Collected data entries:
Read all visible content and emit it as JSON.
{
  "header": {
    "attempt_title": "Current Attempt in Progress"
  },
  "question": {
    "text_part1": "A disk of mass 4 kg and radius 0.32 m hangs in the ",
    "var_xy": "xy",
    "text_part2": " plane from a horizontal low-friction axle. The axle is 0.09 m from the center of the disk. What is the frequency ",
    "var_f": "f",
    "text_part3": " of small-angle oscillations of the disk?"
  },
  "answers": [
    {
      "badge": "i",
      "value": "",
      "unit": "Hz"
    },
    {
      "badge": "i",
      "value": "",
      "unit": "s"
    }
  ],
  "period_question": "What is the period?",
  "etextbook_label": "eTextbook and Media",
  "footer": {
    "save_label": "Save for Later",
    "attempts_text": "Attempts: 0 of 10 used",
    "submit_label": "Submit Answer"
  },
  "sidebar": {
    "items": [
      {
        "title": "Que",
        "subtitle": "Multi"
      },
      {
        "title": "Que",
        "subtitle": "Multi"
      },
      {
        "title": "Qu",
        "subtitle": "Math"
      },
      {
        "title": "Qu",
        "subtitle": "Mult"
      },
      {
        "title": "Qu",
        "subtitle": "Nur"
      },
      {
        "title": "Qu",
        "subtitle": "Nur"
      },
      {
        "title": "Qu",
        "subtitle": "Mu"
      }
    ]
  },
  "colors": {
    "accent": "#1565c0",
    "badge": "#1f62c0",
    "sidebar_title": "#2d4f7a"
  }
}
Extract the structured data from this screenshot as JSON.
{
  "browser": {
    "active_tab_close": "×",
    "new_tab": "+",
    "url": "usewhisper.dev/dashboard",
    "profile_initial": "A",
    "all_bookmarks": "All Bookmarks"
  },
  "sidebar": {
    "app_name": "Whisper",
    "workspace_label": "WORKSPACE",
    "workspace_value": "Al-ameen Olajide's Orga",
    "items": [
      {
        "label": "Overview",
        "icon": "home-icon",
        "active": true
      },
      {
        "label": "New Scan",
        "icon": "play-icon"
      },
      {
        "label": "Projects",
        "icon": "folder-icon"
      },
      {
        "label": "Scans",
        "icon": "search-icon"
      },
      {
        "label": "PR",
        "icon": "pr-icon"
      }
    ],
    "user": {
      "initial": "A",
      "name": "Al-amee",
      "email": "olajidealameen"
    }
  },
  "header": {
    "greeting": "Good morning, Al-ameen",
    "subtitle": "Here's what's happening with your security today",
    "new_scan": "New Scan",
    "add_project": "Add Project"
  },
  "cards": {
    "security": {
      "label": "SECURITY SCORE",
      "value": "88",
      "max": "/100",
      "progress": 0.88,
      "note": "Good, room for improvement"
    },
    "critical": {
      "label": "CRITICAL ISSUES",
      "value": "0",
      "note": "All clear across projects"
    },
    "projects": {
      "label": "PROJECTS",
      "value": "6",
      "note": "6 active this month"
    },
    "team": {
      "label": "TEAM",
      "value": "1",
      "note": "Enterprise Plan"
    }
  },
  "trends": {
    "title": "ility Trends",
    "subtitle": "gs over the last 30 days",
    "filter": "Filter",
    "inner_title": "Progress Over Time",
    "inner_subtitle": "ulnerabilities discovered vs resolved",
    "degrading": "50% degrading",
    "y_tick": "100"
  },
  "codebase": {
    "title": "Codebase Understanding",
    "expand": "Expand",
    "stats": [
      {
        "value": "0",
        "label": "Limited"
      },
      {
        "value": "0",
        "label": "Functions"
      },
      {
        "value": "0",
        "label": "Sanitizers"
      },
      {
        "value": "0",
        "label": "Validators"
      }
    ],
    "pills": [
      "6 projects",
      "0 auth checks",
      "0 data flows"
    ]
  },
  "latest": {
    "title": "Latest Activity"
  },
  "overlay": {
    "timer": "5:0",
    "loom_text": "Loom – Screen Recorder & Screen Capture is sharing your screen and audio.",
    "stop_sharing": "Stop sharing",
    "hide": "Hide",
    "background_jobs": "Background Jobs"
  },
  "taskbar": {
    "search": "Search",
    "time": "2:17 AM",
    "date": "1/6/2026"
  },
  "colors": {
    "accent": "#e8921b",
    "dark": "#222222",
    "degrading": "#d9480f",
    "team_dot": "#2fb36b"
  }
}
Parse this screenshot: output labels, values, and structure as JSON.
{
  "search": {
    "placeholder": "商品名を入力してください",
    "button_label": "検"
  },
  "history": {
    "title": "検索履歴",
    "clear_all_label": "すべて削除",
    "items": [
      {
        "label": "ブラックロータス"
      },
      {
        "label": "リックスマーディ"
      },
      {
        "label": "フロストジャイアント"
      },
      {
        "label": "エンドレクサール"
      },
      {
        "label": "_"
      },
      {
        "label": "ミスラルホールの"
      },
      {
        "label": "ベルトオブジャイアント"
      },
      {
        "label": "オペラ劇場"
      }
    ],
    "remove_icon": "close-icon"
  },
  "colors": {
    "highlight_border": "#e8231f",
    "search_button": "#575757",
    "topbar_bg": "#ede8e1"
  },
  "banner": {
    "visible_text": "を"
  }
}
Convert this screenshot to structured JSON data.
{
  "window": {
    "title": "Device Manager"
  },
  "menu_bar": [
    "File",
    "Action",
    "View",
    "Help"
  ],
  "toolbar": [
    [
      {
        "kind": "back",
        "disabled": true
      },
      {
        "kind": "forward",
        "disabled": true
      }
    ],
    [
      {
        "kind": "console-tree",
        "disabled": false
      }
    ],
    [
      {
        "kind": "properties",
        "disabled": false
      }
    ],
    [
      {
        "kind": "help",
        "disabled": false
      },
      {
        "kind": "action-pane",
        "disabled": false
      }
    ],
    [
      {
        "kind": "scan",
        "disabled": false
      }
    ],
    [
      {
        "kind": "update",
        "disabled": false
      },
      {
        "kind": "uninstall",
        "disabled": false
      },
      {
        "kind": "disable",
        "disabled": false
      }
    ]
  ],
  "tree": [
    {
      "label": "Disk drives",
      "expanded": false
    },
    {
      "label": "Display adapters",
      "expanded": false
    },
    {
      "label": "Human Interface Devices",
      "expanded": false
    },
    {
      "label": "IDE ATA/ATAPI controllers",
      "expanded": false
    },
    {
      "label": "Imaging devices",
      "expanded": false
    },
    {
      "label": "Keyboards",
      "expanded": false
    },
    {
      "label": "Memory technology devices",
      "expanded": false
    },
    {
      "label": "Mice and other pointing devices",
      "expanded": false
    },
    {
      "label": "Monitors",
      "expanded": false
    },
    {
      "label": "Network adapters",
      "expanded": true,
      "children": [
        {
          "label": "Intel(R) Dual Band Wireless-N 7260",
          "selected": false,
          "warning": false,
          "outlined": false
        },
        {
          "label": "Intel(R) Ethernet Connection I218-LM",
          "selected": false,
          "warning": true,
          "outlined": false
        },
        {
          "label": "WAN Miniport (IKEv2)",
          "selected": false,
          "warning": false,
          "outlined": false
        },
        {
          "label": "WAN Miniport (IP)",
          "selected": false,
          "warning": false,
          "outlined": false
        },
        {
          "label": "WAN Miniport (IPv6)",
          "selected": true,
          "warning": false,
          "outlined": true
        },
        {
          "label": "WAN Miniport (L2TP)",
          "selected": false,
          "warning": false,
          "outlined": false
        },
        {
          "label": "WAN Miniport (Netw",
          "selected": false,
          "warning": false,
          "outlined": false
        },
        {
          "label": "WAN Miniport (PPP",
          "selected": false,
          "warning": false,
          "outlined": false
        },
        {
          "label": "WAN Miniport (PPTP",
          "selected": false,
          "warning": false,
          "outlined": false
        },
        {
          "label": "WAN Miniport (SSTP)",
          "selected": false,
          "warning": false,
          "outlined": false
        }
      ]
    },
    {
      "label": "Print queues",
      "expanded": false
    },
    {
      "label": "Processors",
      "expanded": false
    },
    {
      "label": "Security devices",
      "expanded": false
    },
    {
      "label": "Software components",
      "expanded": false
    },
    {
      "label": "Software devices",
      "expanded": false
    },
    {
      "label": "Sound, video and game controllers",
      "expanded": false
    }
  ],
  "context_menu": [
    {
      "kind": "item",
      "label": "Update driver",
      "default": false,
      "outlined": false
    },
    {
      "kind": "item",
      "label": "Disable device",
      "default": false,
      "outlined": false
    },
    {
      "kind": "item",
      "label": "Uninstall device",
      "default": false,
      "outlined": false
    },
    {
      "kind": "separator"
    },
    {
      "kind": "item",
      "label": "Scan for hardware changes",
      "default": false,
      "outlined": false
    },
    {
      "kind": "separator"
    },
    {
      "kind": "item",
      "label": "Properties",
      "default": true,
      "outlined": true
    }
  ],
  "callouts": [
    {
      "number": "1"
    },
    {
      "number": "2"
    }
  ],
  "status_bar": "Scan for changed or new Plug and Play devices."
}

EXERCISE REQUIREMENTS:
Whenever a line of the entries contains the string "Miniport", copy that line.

TASK SOLUTION:
          "label": "WAN Miniport (IKEv2)",
          "label": "WAN Miniport (IP)",
          "label": "WAN Miniport (IPv6)",
          "label": "WAN Miniport (L2TP)",
          "label": "WAN Miniport (Netw",
          "label": "WAN Miniport (PPP",
          "label": "WAN Miniport (PPTP",
          "label": "WAN Miniport (SSTP)",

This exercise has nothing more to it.